As I have stated numerous times when discussing cyberwarfare and cyberterrorism, key infrastructure like energy is always a major target for any nation-state. As this is the case, one would expect that the various energy companies around the world would have rigorous cybersecurity standards. Alas, this is not the case, at least not here in the United States.
This can be said definitively thanks to a newly released study by Ponemon Institute. The study, entitled "The State of Cybersecurity in the Oil & Gas Industry: United States," seeks to "understand how companies in the oil and gas industry are addressing cybersecurity risks in the operational technology (OT) environment." The findings were disturbing from an InfoSec expert's perspective, especially to this InfoSec expert, who is a United States resident.
Of the various organizations that took part in the study, the vast majority indicated a lack of preparedness for a major attack. According to the study, roughly 68 percent of the respondents experienced at least one security breach in 2016, yet the incidents were not enough to develop a more cohesive security plan in case of breach. Additionally, while 62 percent of the participants recognized the need for more advanced technology (for encryption, etc.), upper management at these organizations have ignored the requests for implementation of said technology.
These statistics are just a few of the many that are pointed out in the study. The overall recurring theme is that there seems to be a disconnect between the security divisions and the suits that sign off on the actual security policies. From obsolete technology to an overall lack of employee training in recognizing security risks, America's energy infrastructure is in deep trouble.

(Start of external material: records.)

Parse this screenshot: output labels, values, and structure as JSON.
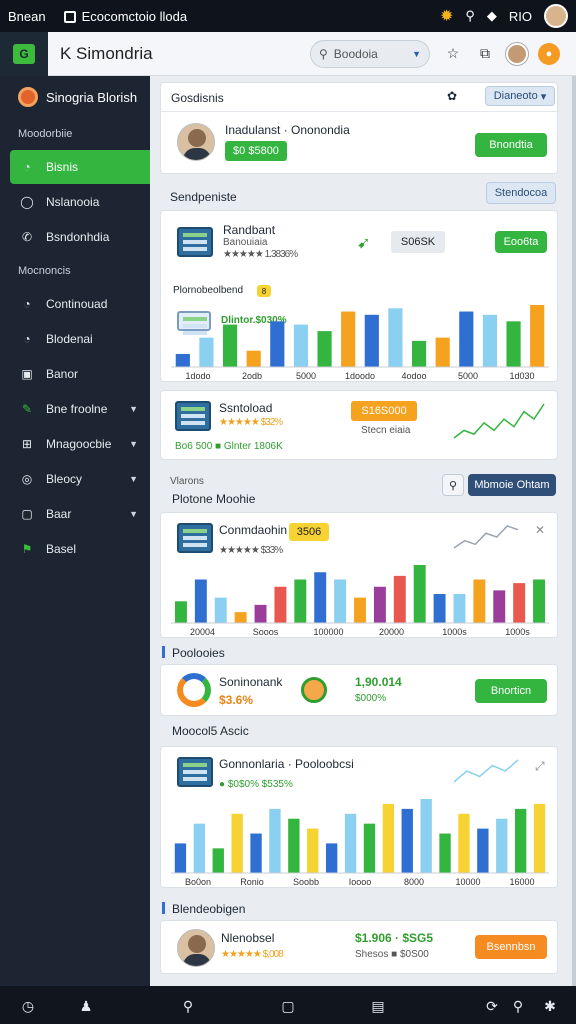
{
  "statusbar": {
    "carrier": "Bnean",
    "tab_title": "Ecocomctoio lloda",
    "right_text": "RIO"
  },
  "appbar": {
    "logo_text": "G",
    "title": "K Simondria",
    "search_value": "Boodoia"
  },
  "sidebar": {
    "brand": "Sinogria Blorish",
    "section1": "Moodorbiie",
    "items_top": [
      {
        "label": "Bisnis",
        "icon": "chat-icon",
        "active": true
      },
      {
        "label": "Nslanooia",
        "icon": "circle-icon"
      },
      {
        "label": "Bsndonhdia",
        "icon": "phone-icon"
      }
    ],
    "section2": "Mocnoncis",
    "items_bottom": [
      {
        "label": "Continouad",
        "icon": "chat-icon"
      },
      {
        "label": "Blodenai",
        "icon": "chat-icon"
      },
      {
        "label": "Banor",
        "icon": "square-icon"
      },
      {
        "label": "Bne froolne",
        "icon": "pen-icon",
        "caret": true
      },
      {
        "label": "Mnagoocbie",
        "icon": "grid-icon",
        "caret": true
      },
      {
        "label": "Bleocy",
        "icon": "compass-icon",
        "caret": true
      },
      {
        "label": "Baar",
        "icon": "square-icon",
        "caret": true
      },
      {
        "label": "Basel",
        "icon": "flag-icon"
      }
    ]
  },
  "main": {
    "card1": {
      "header": "Gosdisnis",
      "header_pill": "Dianeoto",
      "name": "Inadulanst · Ononondia",
      "amount": "$0 $5800",
      "button": "Bnondtia"
    },
    "section_title": "Sendpeniste",
    "section_pill": "Stendocoa",
    "card2": {
      "name": "Randbant",
      "subname": "Banouiaia",
      "rating_text": "★★★★★ 1.3836%",
      "badge": "S06SK",
      "button": "Eoo6ta",
      "chart_label": "Plornobeolbend",
      "chart_badge": "8",
      "info_text": "Dlintor.$030%",
      "chart_data": {
        "type": "bar",
        "categories": [
          "1dodo",
          "2odb",
          "5000",
          "1doodo",
          "4odoo",
          "5000",
          "1d030"
        ],
        "values": [
          4,
          9,
          13,
          5,
          14,
          13,
          11,
          17,
          16,
          18,
          8,
          9,
          17,
          16,
          14,
          19
        ],
        "colors": [
          "#2e6fd1",
          "#8bd0f0",
          "#33b540",
          "#f5a31e"
        ]
      }
    },
    "card3": {
      "name": "Ssntoload",
      "rating_text": "★★★★★ $32%",
      "subtext": "Bo6 500 ■ Glnter 1806K",
      "badge": "S16S000",
      "badge_sub": "Stecn eiaia",
      "spark": [
        2,
        4,
        3,
        6,
        4,
        7,
        5,
        9,
        7,
        11
      ]
    },
    "section2_label": "Vlarons",
    "section2_title": "Plotone Moohie",
    "section2_pill": "Mbmoie Ohtam",
    "card4": {
      "name": "Conmdaohin",
      "badge": "3506",
      "rating_text": "★★★★★ $33%",
      "chart_data": {
        "type": "bar",
        "categories": [
          "20004",
          "Sooos",
          "100000",
          "20000",
          "1000s",
          "1000s"
        ],
        "values": [
          6,
          12,
          7,
          3,
          5,
          10,
          12,
          14,
          12,
          7,
          10,
          13,
          16,
          8,
          8,
          12,
          9,
          11,
          12
        ],
        "colors": [
          "#33b540",
          "#2e6fd1",
          "#8bd0f0",
          "#f5a31e",
          "#9b3d9b",
          "#e8584e"
        ]
      },
      "spark": [
        3,
        5,
        4,
        7,
        6,
        9,
        8
      ]
    },
    "section3_title": "Poolooies",
    "card5": {
      "name": "Soninonank",
      "pct": "$3.6%",
      "amount": "1,90.014",
      "amount_sub": "$000%",
      "button": "Bnorticn"
    },
    "section4_title": "Moocol5 Ascic",
    "card6": {
      "name": "Gonnonlaria · Pooloobcsi",
      "rating_text": "● $0$0% $535%",
      "chart_data": {
        "type": "bar",
        "categories": [
          "Bo0on",
          "Ronio",
          "Soobb",
          "Ioooo",
          "8000",
          "10000",
          "16000"
        ],
        "values": [
          6,
          10,
          5,
          12,
          8,
          13,
          11,
          9,
          6,
          12,
          10,
          14,
          13,
          15,
          8,
          12,
          9,
          11,
          13,
          14
        ],
        "colors": [
          "#2e6fd1",
          "#8bd0f0",
          "#33b540",
          "#f6d233"
        ]
      },
      "spark": [
        2,
        4,
        3,
        5,
        4,
        6
      ]
    },
    "section5_title": "Blendeobigen",
    "card7": {
      "name": "Nlenobsel",
      "rating_text": "★★★★★ $,008",
      "amount": "$1.906 · $SG5",
      "sub": "Shesos ■ $0S00",
      "button": "Bsennbsn"
    }
  },
  "bottomnav": [
    "clock-icon",
    "person-icon",
    "search-icon",
    "square-icon",
    "card-icon",
    "refresh-icon",
    "search-icon",
    "grid-icon"
  ]
}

As the study states, only 35 percent of the respondents reported a truly holistic and effective security strategy for multifaceted threats. The rest reported either low or medium security operational technology readiness. Whether threat actors try to attack via social engineering, an inside source, malware, or numerous other hacking strategies, most oil and gas companies are not prepared for attack defense or incident response post-attack.
My hope is that this study, and others like it, force the hand of the individuals in charge to fully commit to a secure future. We as a nation will not be able to handle a full-scale cyberattack on energy as it currently stands.
For all our sake's, hopefully this changes soon.
Photo credit: 20th Century Fox